- **RECORDS FOR THIS TASK**

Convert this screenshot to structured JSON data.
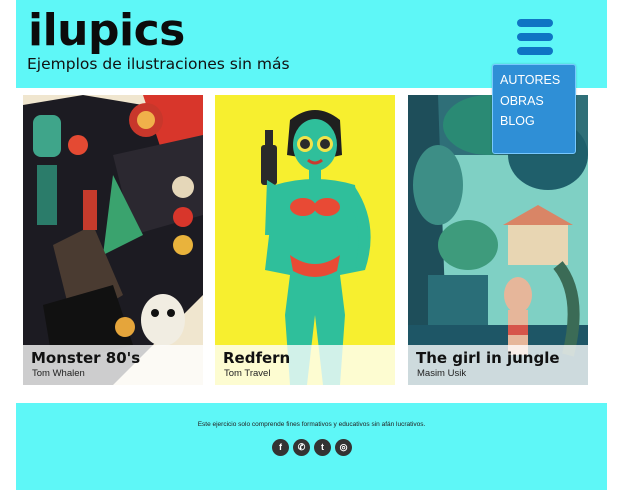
{
  "site": {
    "logo": "ilupics",
    "tagline": "Ejemplos de ilustraciones sin más"
  },
  "menu": {
    "items": [
      {
        "label": "AUTORES"
      },
      {
        "label": "OBRAS"
      },
      {
        "label": "BLOG"
      }
    ]
  },
  "cards": [
    {
      "title": "Monster 80's",
      "author": "Tom Whalen"
    },
    {
      "title": "Redfern",
      "author": "Tom Travel"
    },
    {
      "title": "The girl in jungle",
      "author": "Masim Usik"
    }
  ],
  "footer": {
    "text": "Este ejercicio solo comprende fines formativos y educativos sin afán  lucrativos.",
    "social": [
      {
        "icon": "facebook-icon",
        "glyph": "f"
      },
      {
        "icon": "whatsapp-icon",
        "glyph": "✆"
      },
      {
        "icon": "twitter-icon",
        "glyph": "t"
      },
      {
        "icon": "instagram-icon",
        "glyph": "◎"
      }
    ]
  },
  "colors": {
    "header_bg": "#5ef7f7",
    "menu_bg": "#2f8fd6",
    "hamburger": "#0f74c4"
  }
}
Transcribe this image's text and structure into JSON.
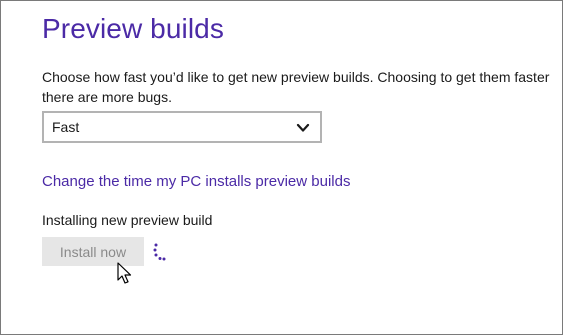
{
  "page": {
    "title": "Preview builds",
    "description_line1": "Choose how fast you’d like to get new preview builds. Choosing to get them faster",
    "description_line2": "there are more bugs."
  },
  "speed_select": {
    "value": "Fast",
    "icon": "chevron-down-icon"
  },
  "links": {
    "change_time": "Change the time my PC installs preview builds"
  },
  "install": {
    "status_text": "Installing new preview build",
    "button_label": "Install now",
    "spinner_icon": "progress-ring-icon"
  },
  "colors": {
    "accent": "#4b2aa6",
    "button_disabled_bg": "#e6e6e6",
    "button_disabled_text": "#8a8a8a"
  }
}
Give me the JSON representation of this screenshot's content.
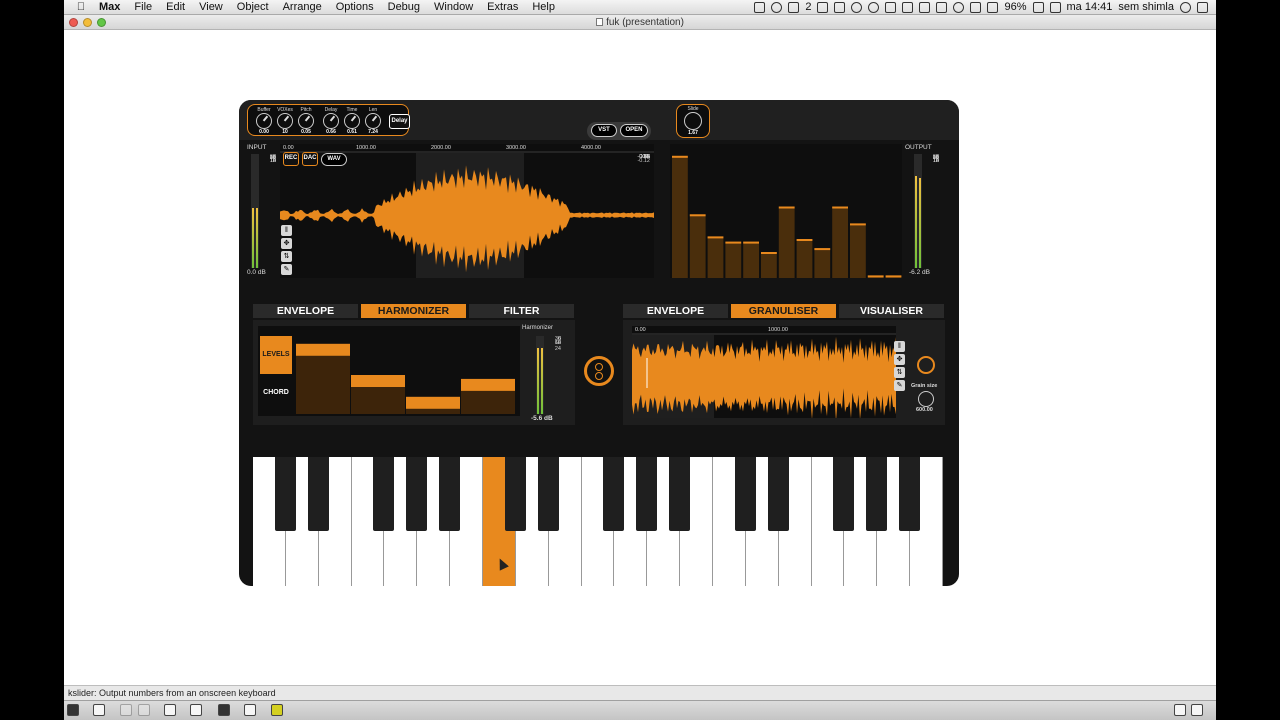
{
  "menubar": {
    "app": "Max",
    "items": [
      "File",
      "Edit",
      "View",
      "Object",
      "Arrange",
      "Options",
      "Debug",
      "Window",
      "Extras",
      "Help"
    ],
    "tray_badge": "2",
    "battery": "96%",
    "clock": "ma 14:41",
    "user": "sem shimla"
  },
  "window": {
    "title": "fuk (presentation)"
  },
  "controls": {
    "knobs": [
      {
        "label": "Buffer",
        "value": "0.00"
      },
      {
        "label": "VOXes",
        "value": "10"
      },
      {
        "label": "Pitch",
        "value": "0.05"
      },
      {
        "label": "Delay",
        "value": "0.66"
      },
      {
        "label": "Time",
        "value": "0.61"
      },
      {
        "label": "Len",
        "value": "7.24"
      }
    ],
    "delay_button": "Delay",
    "vst_button": "VST",
    "open_button": "OPEN",
    "slide_label": "Slide",
    "slide_value": "1.67"
  },
  "input": {
    "label": "INPUT",
    "db": "0.0 dB",
    "scale": [
      "6",
      "0",
      "6",
      "12",
      "18",
      "24",
      "36",
      "48",
      "60"
    ],
    "rec": "REC",
    "dac": "DAC",
    "wav": "WAV",
    "time_ticks": [
      "0.00",
      "1000.00",
      "2000.00",
      "3000.00",
      "4000.00"
    ],
    "amp_ticks": [
      "1",
      "0.88",
      "0.75",
      "0.62",
      "0.5",
      "0.38",
      "0.25",
      "0.12",
      "-0.12",
      "-0.25",
      "-0.38",
      "-0.5",
      "-0.62",
      "-0.75",
      "-0.88"
    ]
  },
  "output": {
    "label": "OUTPUT",
    "db": "-6.2 dB",
    "scale": [
      "6",
      "0",
      "6",
      "12",
      "18",
      "24",
      "36",
      "48",
      "60"
    ],
    "spectrum_levels": [
      0.94,
      0.49,
      0.32,
      0.28,
      0.28,
      0.2,
      0.55,
      0.3,
      0.23,
      0.55,
      0.42,
      0.02,
      0.02
    ]
  },
  "left_tabs": [
    "ENVELOPE",
    "HARMONIZER",
    "FILTER"
  ],
  "left_active": 1,
  "right_tabs": [
    "ENVELOPE",
    "GRANULISER",
    "VISUALISER"
  ],
  "right_active": 1,
  "harmonizer": {
    "levels_btn": "LEVELS",
    "chord_btn": "CHORD",
    "meter_label": "Harmonizer",
    "db": "-5.6 dB",
    "scale": [
      "6",
      "0",
      "6",
      "12",
      "24",
      "36",
      "60"
    ],
    "bar_levels": [
      0.9,
      0.5,
      0.22,
      0.45
    ]
  },
  "granuliser": {
    "time_ticks": [
      "0.00",
      "1000.00"
    ],
    "grain_label": "Grain size",
    "grain_value": "600.00"
  },
  "keyboard": {
    "white_keys": 21,
    "active_white": 7
  },
  "status": {
    "text": "kslider: Output numbers from an onscreen keyboard"
  }
}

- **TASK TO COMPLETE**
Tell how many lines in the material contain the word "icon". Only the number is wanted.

- **ANSWER SECTION**
6